Disclosure: This is a collaborative post. Please welcome today's guest.
Live concerts are always fun and can be a fantastic way to instantly uplift your mood. There are many types of concerts you might go to, but they all contain similar things that you need to prepare for. In this guide, you'll learn everything you need to know about attending a live concert for the first time.
Check the seating arrangements when you book
Always be sure to check the seating arrangements when you're booking the tickets. This is because most concerts have a concentration of standing-only and seated tickets. If you're not careful, you might accidentally book a standing-only ticket instead of a seated one - or vice versa!
Generally, it's advised to book seats at a concert. They can go on for hours, and you will probably get tired at some point. It's nice to have somewhere to sit whenever you need to. Plus, the standing areas will always be the most dangerous. Maybe dangerous isn't the right word, but it's where people are more likely to be jostling about and moving around. In the seated areas, you can just enjoy yourself without fighting for space amongst a crowd.
Get your tickets from a legitimate source
Don't buy tickets from anyone or anywhere that isn't a legitimate source. Whoever you are going to see will have their own ticket sources to sell tickets for the event. These are clearly displayed on all the advertising materials for the concert. A quick Google search for tickets will usually show you the trusted sources as well
Never buy from random people online or from people on the street outside the concert. These tend to be scalpers who are selling tickets for much higher than they should be sold for, trying to get people to buy them out of desperation. Not only that, but many tickets will need to have your name on them, and ones from random people are unlikely to have that. Thus, you could be denied entry to the concert!

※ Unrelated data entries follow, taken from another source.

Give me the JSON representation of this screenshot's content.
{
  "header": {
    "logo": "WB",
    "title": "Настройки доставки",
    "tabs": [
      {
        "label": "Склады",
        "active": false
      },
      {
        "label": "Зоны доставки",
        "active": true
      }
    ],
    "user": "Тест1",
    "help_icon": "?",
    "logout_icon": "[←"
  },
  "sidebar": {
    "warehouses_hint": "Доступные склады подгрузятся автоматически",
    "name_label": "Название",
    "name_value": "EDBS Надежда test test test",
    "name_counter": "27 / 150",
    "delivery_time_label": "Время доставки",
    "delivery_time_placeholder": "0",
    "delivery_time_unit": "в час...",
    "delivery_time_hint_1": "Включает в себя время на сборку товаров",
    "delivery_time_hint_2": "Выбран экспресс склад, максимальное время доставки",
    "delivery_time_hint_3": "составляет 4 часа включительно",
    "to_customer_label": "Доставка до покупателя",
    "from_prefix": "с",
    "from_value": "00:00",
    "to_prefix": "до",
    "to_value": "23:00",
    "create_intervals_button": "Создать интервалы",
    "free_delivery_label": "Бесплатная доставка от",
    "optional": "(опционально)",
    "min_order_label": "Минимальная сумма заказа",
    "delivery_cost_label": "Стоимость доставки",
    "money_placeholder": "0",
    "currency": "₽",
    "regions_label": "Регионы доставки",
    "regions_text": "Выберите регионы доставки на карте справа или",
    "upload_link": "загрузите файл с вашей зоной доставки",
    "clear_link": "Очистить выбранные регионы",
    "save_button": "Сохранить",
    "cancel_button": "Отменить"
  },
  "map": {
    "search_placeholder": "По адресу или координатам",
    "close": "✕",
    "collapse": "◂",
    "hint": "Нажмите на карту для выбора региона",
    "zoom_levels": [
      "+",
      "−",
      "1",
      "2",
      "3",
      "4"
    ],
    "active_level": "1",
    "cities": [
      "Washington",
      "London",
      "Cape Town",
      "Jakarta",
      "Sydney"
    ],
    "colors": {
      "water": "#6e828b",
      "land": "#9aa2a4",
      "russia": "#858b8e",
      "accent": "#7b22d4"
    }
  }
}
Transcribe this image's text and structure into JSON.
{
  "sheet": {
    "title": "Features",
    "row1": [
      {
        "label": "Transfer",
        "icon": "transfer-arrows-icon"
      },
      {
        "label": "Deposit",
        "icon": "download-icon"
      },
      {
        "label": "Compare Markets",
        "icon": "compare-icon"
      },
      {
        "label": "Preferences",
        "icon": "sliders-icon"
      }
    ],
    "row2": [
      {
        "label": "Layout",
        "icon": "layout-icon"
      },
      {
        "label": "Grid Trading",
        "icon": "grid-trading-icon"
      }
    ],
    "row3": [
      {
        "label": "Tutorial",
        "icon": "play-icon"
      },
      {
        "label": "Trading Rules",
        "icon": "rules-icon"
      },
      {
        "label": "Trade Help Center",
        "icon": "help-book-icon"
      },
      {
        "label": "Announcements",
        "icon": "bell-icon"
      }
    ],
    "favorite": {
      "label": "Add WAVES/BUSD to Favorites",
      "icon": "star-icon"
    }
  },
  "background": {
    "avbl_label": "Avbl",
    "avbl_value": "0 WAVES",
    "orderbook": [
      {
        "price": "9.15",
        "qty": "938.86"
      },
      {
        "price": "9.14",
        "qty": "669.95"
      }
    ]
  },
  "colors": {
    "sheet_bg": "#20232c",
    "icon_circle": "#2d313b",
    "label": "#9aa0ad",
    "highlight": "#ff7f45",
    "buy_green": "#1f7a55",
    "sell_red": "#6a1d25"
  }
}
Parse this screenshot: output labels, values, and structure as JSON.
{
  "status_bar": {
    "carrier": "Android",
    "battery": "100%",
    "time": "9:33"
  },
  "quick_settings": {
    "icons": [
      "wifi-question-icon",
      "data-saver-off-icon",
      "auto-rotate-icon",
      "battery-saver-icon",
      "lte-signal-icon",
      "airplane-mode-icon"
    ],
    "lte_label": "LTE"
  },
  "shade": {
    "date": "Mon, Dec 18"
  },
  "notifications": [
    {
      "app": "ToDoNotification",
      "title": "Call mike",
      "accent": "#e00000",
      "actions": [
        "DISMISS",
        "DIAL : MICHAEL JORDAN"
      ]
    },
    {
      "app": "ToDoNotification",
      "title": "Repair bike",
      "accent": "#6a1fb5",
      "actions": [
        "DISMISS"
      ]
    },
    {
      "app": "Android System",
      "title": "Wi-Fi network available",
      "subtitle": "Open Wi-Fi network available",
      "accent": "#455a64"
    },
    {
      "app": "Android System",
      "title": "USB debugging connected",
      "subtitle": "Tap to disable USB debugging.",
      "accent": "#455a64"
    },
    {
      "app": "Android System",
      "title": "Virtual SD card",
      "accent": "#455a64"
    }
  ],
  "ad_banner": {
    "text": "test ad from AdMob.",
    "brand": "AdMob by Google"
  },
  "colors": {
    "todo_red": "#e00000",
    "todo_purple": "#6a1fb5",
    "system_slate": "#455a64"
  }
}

Plan your arrival at the venue
It's a smart idea to plan your arrival at the venue a good few days before the concert happens. If you're driving there, do a few test runs to scope out the venue and learn how to get there as quickly as possible. Make sure you account for traffic on the day - it's better to turn up early as you can just sit in the car while you wait. If you're late, you run the risk of missing part of the concert.
Another benefit of planning your arrival is that you can find the best parking spots. Most concert venues have parking spots available, but they can fill up really quickly. Also, have you tried exiting a venue when everyone is parked in the same parking lot? It's horrible, so you should have a look around for parking spaces that are a short walk away from the venue. It lets you bypass a lot of traffic when the show ends, so you can head home with less stress.
Those of you that aren't driving should still try test runs to and from the venue. If you are getting public transport, be sure you get the right trains/buses and learn which stops to get off at. It will make the actual day a lot easier for you as you know where you're going and what to expect.
Decide when you want to arrive
On the topic of your arrival, you should decide when you wish to arrive at the concert. Now, there are two ways to approach this. You can arrive before the event even starts, ensuring you get into the venue without needing to queue. Or, you can choose to arrive a bit later, just to see the main event.
You see, most concerts go on for hours, but only a couple of hours are the main event. Instead, the first few hours are spent with other bands or entertainment warming up the crowd. If you're not interested in this, don't bother going in early. You're better off waiting until it's closer to the main event, then heading in. There'll be no queue at that point, and you already have seats so nobody can steal them anyway!
Bring some form of hearing protection
Concerts are loud - extremely loud. In fact, they're dangerously loud and you shouldn't really subject your ears to the volume of noise for too long. For days after the concert, your ears will be ringing, and you may actually suffer from some short-term hearing loss. In extreme cases, you can damage your ears so badly that the hearing loss is permanent.
Therefore, you may want to wear some form of hearing protection to keep your ears safe. Naturally, you want to still hear everything, so what can you do to find the ideal solution? It's simple, find earplugs designed for hearing loss prevention for musicians as you still hear the music, but it dulls the volume down to healthy levels. As such, you can enjoy the concert without damaging your hearing.
Don't forget to bring a bottle of water with you to your concert - or possibly multiple bottles if there's nowhere to go and refill yours. Being at a concert can mean you're moving around a lot and getting sweaty, so you lose fluids. It can also mean that you simply forget to drink for a few hours as you're so engrossed in the show. Thus, you need to bring your own water to stay hydrated the whole time. Don't forget to take sips now and then, pacing yourself so you don't spend the whole time running back and forth to the restroom (missing parts of the concert).
On that note, you've learned everything you need to know about attending a live concern. Well, almost everything! In this day and age, you need to be clued up on the coronavirus rules and restrictions that might be in place. Research the concert and look at the venue to see what rules are in place and what you might need to do or bring with you. This ensures you can enjoy the concert safely.